The bill would also reduce the number of years a felony stays on a person’s record from the current 15 years to just seven years. The length of time for misdemeanors would be reduced from seven years to only three.

Also included in the bill are measures that would seal all cases that do not end in convictions, require employers to learn how to read CORI records and allow judges to expunge the records of juveniles.

“Currently in Massachusetts there is no provision in the law that allows judges to expunge records,” said Aaron Tanaka, an organizer with the Boston Workers Alliance.

Tanaka says many teenagers are hit with minor charges like trespassing that stay on their records and prevent them from getting jobs.

Teenagers were among the hundreds of marchers who made their way into downtown Boston. In addition to marchers from Boston, activists were bused in from Worcester, Springfield, Brockton and Lowell.

While a bill similar to H.B. 1416 failed to pass last year, activists are hopeful that last year’s lobbying and this year’s effort will lead to substantive reform.

“I think legislators are starting to get it,” said Steve O’Neill, an organizer with Ex-prisoners and Prisoners Organizing for Community Advancement (EPOCA), a Worcester-based group. “They’re starting to understand the unintended consequences of the current system.”

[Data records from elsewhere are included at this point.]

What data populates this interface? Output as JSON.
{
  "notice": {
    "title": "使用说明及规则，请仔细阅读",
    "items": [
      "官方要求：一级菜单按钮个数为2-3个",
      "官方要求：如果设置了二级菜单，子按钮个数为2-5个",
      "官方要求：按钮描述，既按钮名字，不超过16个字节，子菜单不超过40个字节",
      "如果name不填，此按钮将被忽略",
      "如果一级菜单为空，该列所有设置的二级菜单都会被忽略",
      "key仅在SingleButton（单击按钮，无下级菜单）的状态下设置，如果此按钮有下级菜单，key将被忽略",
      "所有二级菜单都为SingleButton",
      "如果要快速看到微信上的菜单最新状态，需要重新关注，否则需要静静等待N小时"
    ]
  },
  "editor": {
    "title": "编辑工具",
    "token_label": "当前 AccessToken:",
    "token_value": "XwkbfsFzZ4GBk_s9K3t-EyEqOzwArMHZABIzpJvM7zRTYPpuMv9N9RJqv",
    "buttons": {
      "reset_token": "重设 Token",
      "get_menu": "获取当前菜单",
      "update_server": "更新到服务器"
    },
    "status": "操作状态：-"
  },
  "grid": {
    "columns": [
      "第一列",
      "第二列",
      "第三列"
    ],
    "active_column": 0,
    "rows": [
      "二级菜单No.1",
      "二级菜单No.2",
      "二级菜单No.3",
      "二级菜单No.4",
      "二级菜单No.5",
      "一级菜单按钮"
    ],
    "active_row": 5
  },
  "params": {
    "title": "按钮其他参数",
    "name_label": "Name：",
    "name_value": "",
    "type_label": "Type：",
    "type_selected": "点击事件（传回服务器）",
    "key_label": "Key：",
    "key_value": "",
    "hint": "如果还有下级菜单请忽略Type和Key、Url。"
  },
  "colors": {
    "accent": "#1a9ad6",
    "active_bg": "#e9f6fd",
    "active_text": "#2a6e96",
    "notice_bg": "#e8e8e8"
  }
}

When the CORI system was set up in the 1970s, the intention was to enable law enforcement agencies to track criminal activity. Now that employers have access to the database, ex-offenders are effectively barred from many jobs. Four out of five employers in the state run CORI checks on job applicants, up from two out of five in 1992.

According to the Boston Workers Alliance Web site, blacks with records have only a 5 percent chance of being called back for interviews when applying for entry-level positions. Blacks without records have a 14 percent chance. Whites with records have a 17 percent chance, and whites without records have a 34 percent chance.

The state currently has 2.8 million CORI records in its database.

One of those belongs to Hakim.

When he was first released from prison in 1999, he disclosed his criminal history when applying for jobs and was refused work immediately.

“I never got past my record,” he said.

Then he began lying about his record and was able to keep jobs for a month or two before being fired. That way, he was able to earn some income.

Now he works intermittently and serves as an assistant to the pastor at the Worcester Second Baptist Church.

“They make sure I eat, sleep and live and I’m able to work for humanity,” he said.

But Hakim recognizes that his way out of the CORI trap won’t work for everyone.

“Not many people can turn to the church,” he said. “Most of them go back to the streets.”